Version 51 (modified by juaco, 7 years ago) (diff)


Introduction and usage recommendations

In this section a number of examples for data download and visualization/analysis are presented within the R environment, through the loadECOMS function. Note that this section is still under construction and permanent update. Further examples will be added soon.

The examples given have been kept deliberately simple in order to preserve a moderate output size (<150 Mb) and reasonable execution times (<10 minutes), although larger (thus more time-consuming) requests can be done. The limitations in data loading depend essentially on two factors:

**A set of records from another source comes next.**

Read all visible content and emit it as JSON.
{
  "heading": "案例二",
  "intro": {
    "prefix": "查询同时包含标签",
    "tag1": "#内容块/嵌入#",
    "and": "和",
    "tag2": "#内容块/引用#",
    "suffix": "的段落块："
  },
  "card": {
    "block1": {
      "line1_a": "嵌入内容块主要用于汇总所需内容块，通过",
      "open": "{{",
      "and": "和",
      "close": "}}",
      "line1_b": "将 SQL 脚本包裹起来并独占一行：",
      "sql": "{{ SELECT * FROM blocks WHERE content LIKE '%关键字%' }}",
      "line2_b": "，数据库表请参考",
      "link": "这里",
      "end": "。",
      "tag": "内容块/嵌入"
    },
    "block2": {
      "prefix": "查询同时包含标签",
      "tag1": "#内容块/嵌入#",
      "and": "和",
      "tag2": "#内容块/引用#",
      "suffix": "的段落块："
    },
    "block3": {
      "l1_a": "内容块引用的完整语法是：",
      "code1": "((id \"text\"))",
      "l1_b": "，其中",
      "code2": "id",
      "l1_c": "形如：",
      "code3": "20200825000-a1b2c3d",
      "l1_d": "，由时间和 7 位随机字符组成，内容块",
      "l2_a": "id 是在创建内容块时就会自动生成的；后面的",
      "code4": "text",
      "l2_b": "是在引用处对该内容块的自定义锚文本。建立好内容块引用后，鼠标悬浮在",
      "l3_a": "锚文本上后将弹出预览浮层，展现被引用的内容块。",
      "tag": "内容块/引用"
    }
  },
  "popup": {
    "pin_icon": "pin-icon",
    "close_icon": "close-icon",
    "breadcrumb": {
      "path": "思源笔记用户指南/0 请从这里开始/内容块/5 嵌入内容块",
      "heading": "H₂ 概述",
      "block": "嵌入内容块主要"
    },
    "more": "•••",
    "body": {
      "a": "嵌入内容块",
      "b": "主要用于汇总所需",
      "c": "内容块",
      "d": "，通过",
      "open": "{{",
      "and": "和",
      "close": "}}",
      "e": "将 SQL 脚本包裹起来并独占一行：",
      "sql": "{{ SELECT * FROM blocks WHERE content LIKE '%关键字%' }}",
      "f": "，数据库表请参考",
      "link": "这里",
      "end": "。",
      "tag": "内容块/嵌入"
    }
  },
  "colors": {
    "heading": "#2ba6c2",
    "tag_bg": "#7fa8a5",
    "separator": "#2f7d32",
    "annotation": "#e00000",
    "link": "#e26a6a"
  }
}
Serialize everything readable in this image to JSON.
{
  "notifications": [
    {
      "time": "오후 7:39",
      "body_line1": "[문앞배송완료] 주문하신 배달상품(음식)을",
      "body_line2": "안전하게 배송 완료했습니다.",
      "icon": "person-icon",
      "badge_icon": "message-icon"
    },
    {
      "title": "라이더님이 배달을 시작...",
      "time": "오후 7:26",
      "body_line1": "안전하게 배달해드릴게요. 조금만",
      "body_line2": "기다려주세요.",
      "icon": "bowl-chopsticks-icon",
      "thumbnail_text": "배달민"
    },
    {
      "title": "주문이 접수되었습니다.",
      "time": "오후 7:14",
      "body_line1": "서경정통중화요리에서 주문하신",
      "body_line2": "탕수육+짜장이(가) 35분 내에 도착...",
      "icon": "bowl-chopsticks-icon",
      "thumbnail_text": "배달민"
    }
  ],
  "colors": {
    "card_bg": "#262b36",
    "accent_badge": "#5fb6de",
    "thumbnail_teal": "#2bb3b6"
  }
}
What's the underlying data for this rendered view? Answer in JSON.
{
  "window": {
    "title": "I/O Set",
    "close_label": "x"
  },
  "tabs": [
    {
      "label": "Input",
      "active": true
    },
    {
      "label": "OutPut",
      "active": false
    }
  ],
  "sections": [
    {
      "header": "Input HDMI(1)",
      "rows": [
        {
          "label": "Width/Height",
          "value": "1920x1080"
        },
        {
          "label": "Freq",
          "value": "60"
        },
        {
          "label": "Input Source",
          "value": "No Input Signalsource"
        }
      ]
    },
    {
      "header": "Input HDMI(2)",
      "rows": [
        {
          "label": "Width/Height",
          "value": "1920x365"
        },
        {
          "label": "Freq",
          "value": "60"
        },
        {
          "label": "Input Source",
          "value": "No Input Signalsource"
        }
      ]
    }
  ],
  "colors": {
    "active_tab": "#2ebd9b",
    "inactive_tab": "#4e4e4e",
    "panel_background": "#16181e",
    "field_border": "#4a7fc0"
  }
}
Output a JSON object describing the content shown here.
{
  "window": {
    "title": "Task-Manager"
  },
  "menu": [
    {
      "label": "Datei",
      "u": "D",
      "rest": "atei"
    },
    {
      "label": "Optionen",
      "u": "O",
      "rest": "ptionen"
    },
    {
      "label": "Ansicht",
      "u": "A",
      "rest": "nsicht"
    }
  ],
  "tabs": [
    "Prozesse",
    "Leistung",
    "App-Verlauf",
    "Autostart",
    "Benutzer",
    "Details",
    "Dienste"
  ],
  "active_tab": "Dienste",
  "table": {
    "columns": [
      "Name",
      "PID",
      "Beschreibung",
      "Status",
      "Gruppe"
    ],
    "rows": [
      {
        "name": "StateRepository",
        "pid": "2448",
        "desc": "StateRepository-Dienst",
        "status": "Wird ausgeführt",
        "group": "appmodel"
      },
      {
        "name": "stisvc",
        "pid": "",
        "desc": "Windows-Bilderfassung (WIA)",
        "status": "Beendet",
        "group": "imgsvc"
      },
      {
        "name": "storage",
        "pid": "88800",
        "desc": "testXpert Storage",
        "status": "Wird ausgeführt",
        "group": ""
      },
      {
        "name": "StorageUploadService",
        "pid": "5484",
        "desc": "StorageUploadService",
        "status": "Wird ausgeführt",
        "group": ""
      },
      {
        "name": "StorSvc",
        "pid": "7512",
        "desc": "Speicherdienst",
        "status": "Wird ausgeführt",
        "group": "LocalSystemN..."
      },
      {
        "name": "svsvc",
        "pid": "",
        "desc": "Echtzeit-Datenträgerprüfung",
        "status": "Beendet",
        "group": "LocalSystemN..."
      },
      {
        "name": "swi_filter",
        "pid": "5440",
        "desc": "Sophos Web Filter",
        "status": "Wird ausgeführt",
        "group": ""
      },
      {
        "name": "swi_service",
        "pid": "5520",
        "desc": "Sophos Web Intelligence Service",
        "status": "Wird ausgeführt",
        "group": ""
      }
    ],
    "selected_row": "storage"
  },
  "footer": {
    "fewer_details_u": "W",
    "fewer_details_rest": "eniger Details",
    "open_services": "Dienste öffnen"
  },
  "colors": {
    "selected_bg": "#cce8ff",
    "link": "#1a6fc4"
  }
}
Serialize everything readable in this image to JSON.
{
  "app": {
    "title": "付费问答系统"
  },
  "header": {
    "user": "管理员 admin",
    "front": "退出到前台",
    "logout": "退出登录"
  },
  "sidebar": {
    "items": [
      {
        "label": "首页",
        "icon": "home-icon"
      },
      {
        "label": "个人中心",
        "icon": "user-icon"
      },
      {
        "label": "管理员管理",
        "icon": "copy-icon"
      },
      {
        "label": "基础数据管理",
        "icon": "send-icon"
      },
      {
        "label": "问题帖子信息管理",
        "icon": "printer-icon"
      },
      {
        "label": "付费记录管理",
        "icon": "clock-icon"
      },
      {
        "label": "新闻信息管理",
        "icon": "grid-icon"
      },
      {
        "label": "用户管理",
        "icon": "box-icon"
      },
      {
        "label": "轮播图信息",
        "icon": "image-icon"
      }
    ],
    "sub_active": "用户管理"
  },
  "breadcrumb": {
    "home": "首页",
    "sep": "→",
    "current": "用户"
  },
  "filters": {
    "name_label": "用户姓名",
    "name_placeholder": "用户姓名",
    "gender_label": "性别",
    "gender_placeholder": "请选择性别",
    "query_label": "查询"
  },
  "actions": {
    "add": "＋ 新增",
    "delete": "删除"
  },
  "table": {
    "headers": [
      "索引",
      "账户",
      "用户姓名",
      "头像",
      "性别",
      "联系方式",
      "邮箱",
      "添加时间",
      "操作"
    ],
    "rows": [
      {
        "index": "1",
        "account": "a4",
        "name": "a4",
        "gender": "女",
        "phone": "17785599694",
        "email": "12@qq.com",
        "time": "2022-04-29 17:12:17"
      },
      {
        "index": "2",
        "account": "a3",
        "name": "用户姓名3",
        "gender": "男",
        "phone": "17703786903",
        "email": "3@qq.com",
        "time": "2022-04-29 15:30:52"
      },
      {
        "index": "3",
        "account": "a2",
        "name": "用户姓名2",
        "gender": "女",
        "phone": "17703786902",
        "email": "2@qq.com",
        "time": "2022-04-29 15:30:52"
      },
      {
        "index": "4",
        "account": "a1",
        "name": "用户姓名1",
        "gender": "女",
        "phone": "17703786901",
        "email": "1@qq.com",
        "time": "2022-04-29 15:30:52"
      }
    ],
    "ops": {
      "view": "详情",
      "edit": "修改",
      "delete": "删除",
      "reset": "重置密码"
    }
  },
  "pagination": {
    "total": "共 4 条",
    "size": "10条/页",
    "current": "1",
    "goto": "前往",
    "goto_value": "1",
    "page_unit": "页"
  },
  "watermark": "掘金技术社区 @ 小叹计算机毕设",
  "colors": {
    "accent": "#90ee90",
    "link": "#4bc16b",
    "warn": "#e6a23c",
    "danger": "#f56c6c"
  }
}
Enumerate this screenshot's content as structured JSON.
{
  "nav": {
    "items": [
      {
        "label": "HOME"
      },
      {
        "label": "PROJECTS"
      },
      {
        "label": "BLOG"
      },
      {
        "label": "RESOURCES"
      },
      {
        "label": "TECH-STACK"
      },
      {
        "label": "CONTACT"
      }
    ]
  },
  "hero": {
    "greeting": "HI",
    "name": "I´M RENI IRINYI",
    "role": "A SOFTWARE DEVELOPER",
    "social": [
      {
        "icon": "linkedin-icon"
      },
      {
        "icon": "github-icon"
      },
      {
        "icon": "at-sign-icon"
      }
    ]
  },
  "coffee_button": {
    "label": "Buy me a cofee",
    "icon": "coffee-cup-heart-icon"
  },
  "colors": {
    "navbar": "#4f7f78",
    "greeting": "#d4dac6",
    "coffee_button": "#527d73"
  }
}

  1. Object size: Requesting too large objects may deplete the available memory. Currently R runs on 32- and 64-bit operating systems, and most 64-bit OSes (including Linux, Solaris, Windows and OS X) can run either 32- or 64-bit builds of R. The memory limits depends mainly on the build, but for a 32-bit build of R on Windows they also depend on the underlying OS version. For more details, type in the R console help("Memory-limits")
  2. Loading time: The time spent in a request does not depend exclusively on the size of the object to be loaded, but also largely depends on the characteristics of the internet connection and the ECOMS-UDG traffic load at the moment of accessing the data. Thus, if the data request takes too long, we strongly advice to simplify the requested dataset and try to divide the job into smaller queries.

The ecomsUDG.Raccess package has been built using a (Linux) 32-bit OS, as well as all examples and time estimates. Thus, the performance may vary significantly depending on the aforementioned factors. As a rule of thumb, this would be a recommended usage of the loadECOMS function:

  • Point-scale data retrieval: Objects in this case are relatively small because the longitude and latitude dimensions are dropped. As a result, it is possible to load all members (in the case of forecast datasets) for the whole time span (typically around 30 years) without memory problems.
  • Regional-Continental queries: Depending on the size of the spatial window, it may be possible to access all members, but preferably a few members should be selected, and time spans no longer that a decade.
  • Global queries: It is recommended that in this case single-member, single-year selections are done.


The following examples illustrate the data loading process and can serve as a reference to give estimates of time and resulting object size of typical requests: